The Turkish Defense Ministry said Saturday that a naval mine was spotted near the Bosporus and neutralized. It said the mine was of an old type but didn’t say to whom it belonged.

The conflicting claims by Russia and Ukraine couldn’t be independently verified.

__

WASHINGTON — President Joe Biden on Tuesday said he wasn’t yet convinced that Russia’s announcement that it would scale back military operations near the Ukrainian capital of Kyiv will lead to a fundamental shift in the war.

During an appearance with Singapore Prime Minister Lee Hsien Loong following bilateral talks at the White House, Biden said he was waiting to see what Russia offers in ongoing talks with Ukraine and how Moscow readjusts its troop presence.

U.S. and Western officials have expressed skepticism about Russia’s announcement earlier on Tuesday that it would dial back operations in an effort to increase trust in ongoing talks between Ukrainian and Russian officials in Turkey.

“We’ll see,” Biden said. “I don’t read anything into it until I see what their actions are.”

White House communications director Kate Bedingfield later expressed an even greater skepticism, saying the administration views any movement of Russian forces as a “redeployment and not a withdrawal” and “no one should be fooled by Russia’s announcement.”

Share:

In this article:

Industries:
Financials

Author: AP News

This article does not provide any financial advice and is not a recommendation to deal in any securities or product.
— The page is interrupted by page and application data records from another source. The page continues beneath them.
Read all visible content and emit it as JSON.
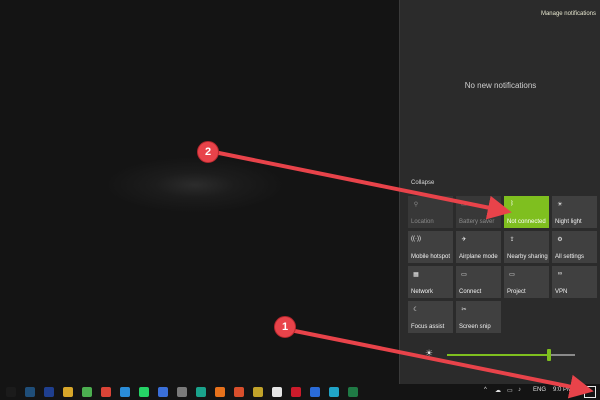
{
  "action_center": {
    "manage_notifications": "Manage notifications",
    "no_notifications": "No new notifications",
    "collapse": "Collapse",
    "tiles": [
      {
        "label": "Location",
        "icon": "location-icon",
        "state": "disabled"
      },
      {
        "label": "Battery saver",
        "icon": "battery-icon",
        "state": "disabled"
      },
      {
        "label": "Not connected",
        "icon": "bluetooth-icon",
        "state": "active"
      },
      {
        "label": "Night light",
        "icon": "night-light-icon",
        "state": "normal"
      },
      {
        "label": "Mobile hotspot",
        "icon": "hotspot-icon",
        "state": "normal"
      },
      {
        "label": "Airplane mode",
        "icon": "airplane-icon",
        "state": "normal"
      },
      {
        "label": "Nearby sharing",
        "icon": "share-icon",
        "state": "normal"
      },
      {
        "label": "All settings",
        "icon": "gear-icon",
        "state": "normal"
      },
      {
        "label": "Network",
        "icon": "network-icon",
        "state": "normal"
      },
      {
        "label": "Connect",
        "icon": "connect-icon",
        "state": "normal"
      },
      {
        "label": "Project",
        "icon": "project-icon",
        "state": "normal"
      },
      {
        "label": "VPN",
        "icon": "vpn-icon",
        "state": "normal"
      },
      {
        "label": "Focus assist",
        "icon": "moon-icon",
        "state": "normal"
      },
      {
        "label": "Screen snip",
        "icon": "snip-icon",
        "state": "normal"
      }
    ],
    "brightness_level": 0.8,
    "accent_color": "#7fbf1f"
  },
  "taskbar": {
    "language": "ENG",
    "clock": "9:0 PM",
    "apps": [
      {
        "name": "start-icon",
        "color": "#1b1b1b"
      },
      {
        "name": "taskview-icon",
        "color": "#1f4e79"
      },
      {
        "name": "photoshop-icon",
        "color": "#1f3f8f"
      },
      {
        "name": "explorer-icon",
        "color": "#d8a72a"
      },
      {
        "name": "chrome-icon",
        "color": "#4caf50"
      },
      {
        "name": "chrome-alt-icon",
        "color": "#db4437"
      },
      {
        "name": "vscode-icon",
        "color": "#2a8cd8"
      },
      {
        "name": "whatsapp-icon",
        "color": "#25d366"
      },
      {
        "name": "app-icon",
        "color": "#3a6fd8"
      },
      {
        "name": "app-icon",
        "color": "#7a7a7a"
      },
      {
        "name": "app-icon",
        "color": "#1aa38c"
      },
      {
        "name": "firefox-icon",
        "color": "#e8721c"
      },
      {
        "name": "app-icon",
        "color": "#d94f2c"
      },
      {
        "name": "app-icon",
        "color": "#c2a32a"
      },
      {
        "name": "app-icon",
        "color": "#e5e5e5"
      },
      {
        "name": "opera-icon",
        "color": "#cc1b2b"
      },
      {
        "name": "app-icon",
        "color": "#2a6bd8"
      },
      {
        "name": "app-icon",
        "color": "#20a4c8"
      },
      {
        "name": "excel-icon",
        "color": "#1f7a45"
      }
    ]
  },
  "annotations": [
    {
      "number": "1"
    },
    {
      "number": "2"
    }
  ]
}
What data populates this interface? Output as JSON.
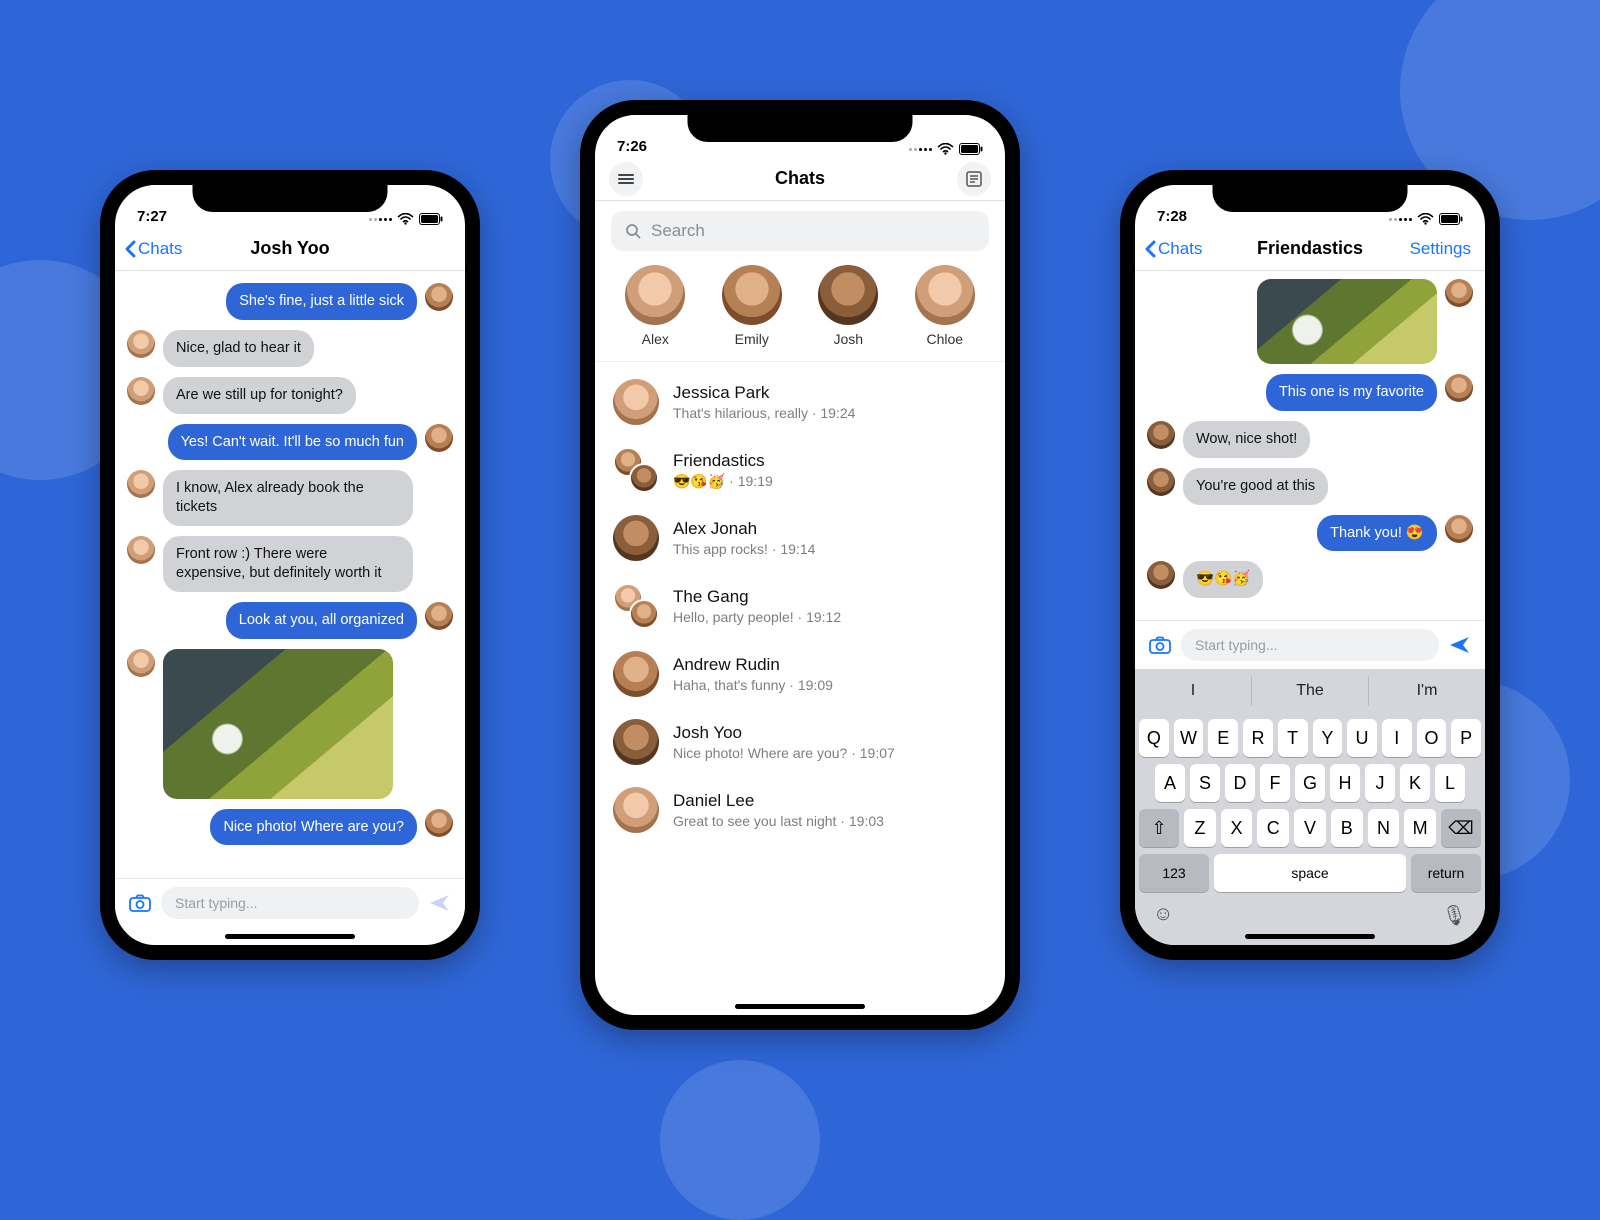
{
  "colors": {
    "accent": "#1776ff",
    "bubble_out": "#2f66d7",
    "bubble_in": "#d0d2d6"
  },
  "phone_left": {
    "status_time": "7:27",
    "nav_back": "Chats",
    "nav_title": "Josh Yoo",
    "composer_placeholder": "Start typing...",
    "messages": [
      {
        "side": "out",
        "text": "She's fine, just a little sick"
      },
      {
        "side": "in",
        "text": "Nice, glad to hear it"
      },
      {
        "side": "in",
        "text": "Are we still up for tonight?"
      },
      {
        "side": "out",
        "text": "Yes! Can't wait. It'll be so much fun"
      },
      {
        "side": "in",
        "text": "I know, Alex already book the tickets"
      },
      {
        "side": "in",
        "text": "Front row :) There were expensive, but definitely worth it"
      },
      {
        "side": "out",
        "text": "Look at you, all organized"
      },
      {
        "side": "in",
        "type": "image"
      },
      {
        "side": "out",
        "text": "Nice photo! Where are you?"
      }
    ]
  },
  "phone_center": {
    "status_time": "7:26",
    "nav_title": "Chats",
    "search_placeholder": "Search",
    "stories": [
      {
        "name": "Alex"
      },
      {
        "name": "Emily"
      },
      {
        "name": "Josh"
      },
      {
        "name": "Chloe"
      }
    ],
    "chats": [
      {
        "name": "Jessica Park",
        "preview": "That's hilarious, really",
        "time": "19:24",
        "type": "single"
      },
      {
        "name": "Friendastics",
        "preview": "😎😘🥳",
        "time": "19:19",
        "type": "group"
      },
      {
        "name": "Alex Jonah",
        "preview": "This app rocks!",
        "time": "19:14",
        "type": "single"
      },
      {
        "name": "The Gang",
        "preview": "Hello, party people!",
        "time": "19:12",
        "type": "group"
      },
      {
        "name": "Andrew Rudin",
        "preview": "Haha, that's funny",
        "time": "19:09",
        "type": "single"
      },
      {
        "name": "Josh Yoo",
        "preview": "Nice photo! Where are you?",
        "time": "19:07",
        "type": "single"
      },
      {
        "name": "Daniel Lee",
        "preview": "Great to see you last night",
        "time": "19:03",
        "type": "single"
      }
    ]
  },
  "phone_right": {
    "status_time": "7:28",
    "nav_back": "Chats",
    "nav_title": "Friendastics",
    "nav_right": "Settings",
    "composer_placeholder": "Start typing...",
    "messages": [
      {
        "side": "out",
        "type": "image"
      },
      {
        "side": "out",
        "text": "This one is my favorite"
      },
      {
        "side": "in",
        "text": "Wow, nice shot!"
      },
      {
        "side": "in",
        "text": "You're good at this"
      },
      {
        "side": "out",
        "text": "Thank you! 😍"
      },
      {
        "side": "in",
        "text": "😎😘🥳"
      }
    ],
    "suggestions": [
      "I",
      "The",
      "I'm"
    ],
    "keyboard": {
      "row1": [
        "Q",
        "W",
        "E",
        "R",
        "T",
        "Y",
        "U",
        "I",
        "O",
        "P"
      ],
      "row2": [
        "A",
        "S",
        "D",
        "F",
        "G",
        "H",
        "J",
        "K",
        "L"
      ],
      "row3": [
        "Z",
        "X",
        "C",
        "V",
        "B",
        "N",
        "M"
      ],
      "shift": "⇧",
      "backspace": "⌫",
      "numbers": "123",
      "space": "space",
      "return": "return",
      "emoji": "☺",
      "mic": "🎤"
    }
  }
}
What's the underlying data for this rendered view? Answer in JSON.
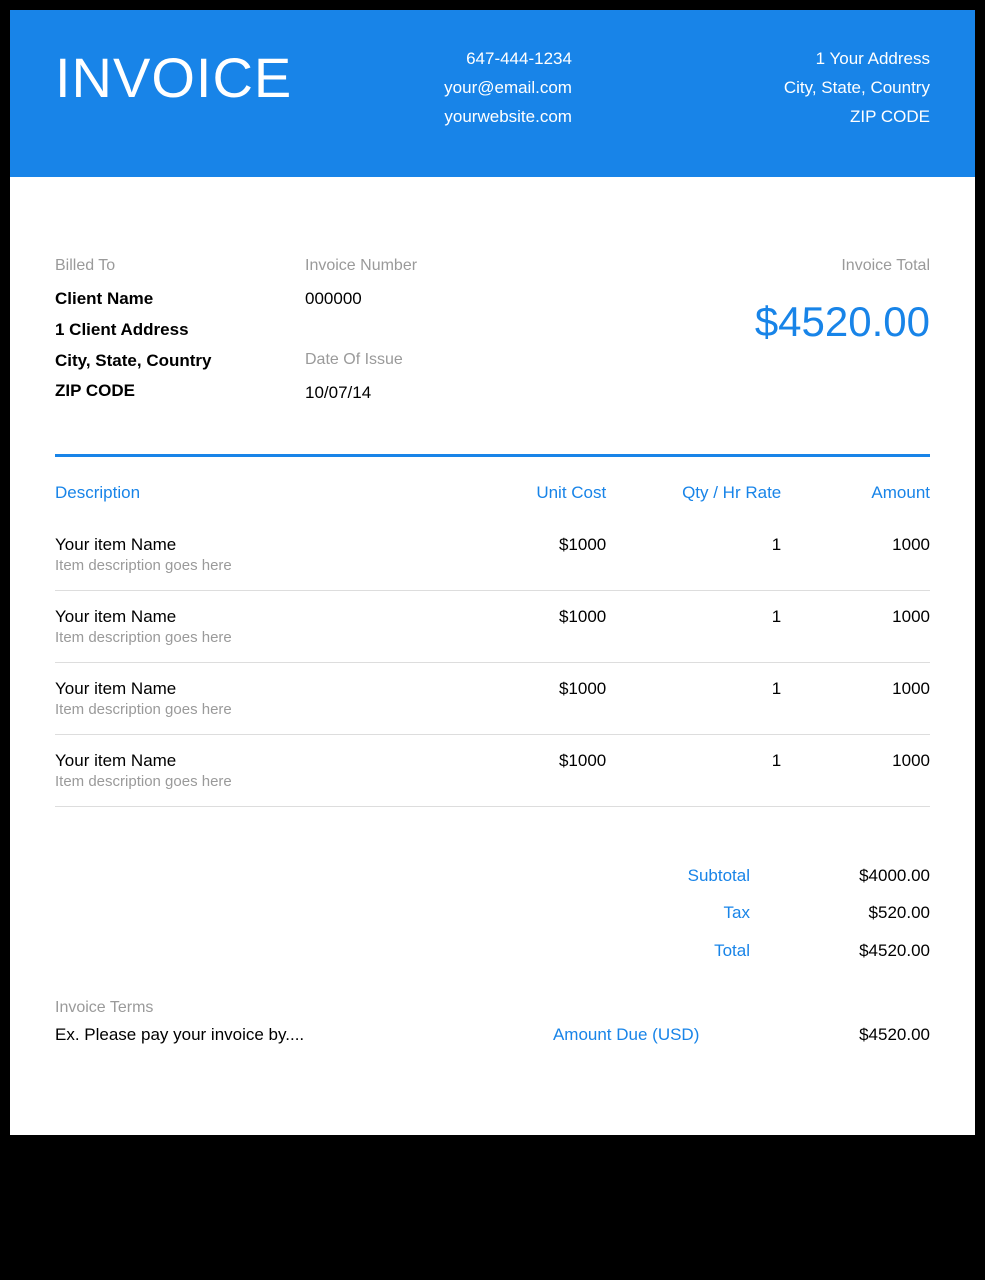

Investments may fall in value and an investor may lose some or all of their investment. Past performance is not an indicator of future performance.

Originally published by Associated Press Valuethemarkets.com, Digitonic Ltd (and our owners, directors, officers, managers, employees, affiliates, agents and assigns) are not responsible for the content or accuracy of this article. The information included in this article is based solely on information provided by the company or companies mentioned above.

Sign up for VTM Updates

Form submitted successfully!

Top Picks for Q2 2022

View More

Crypto Corner

Learn your NFTs from your BTCs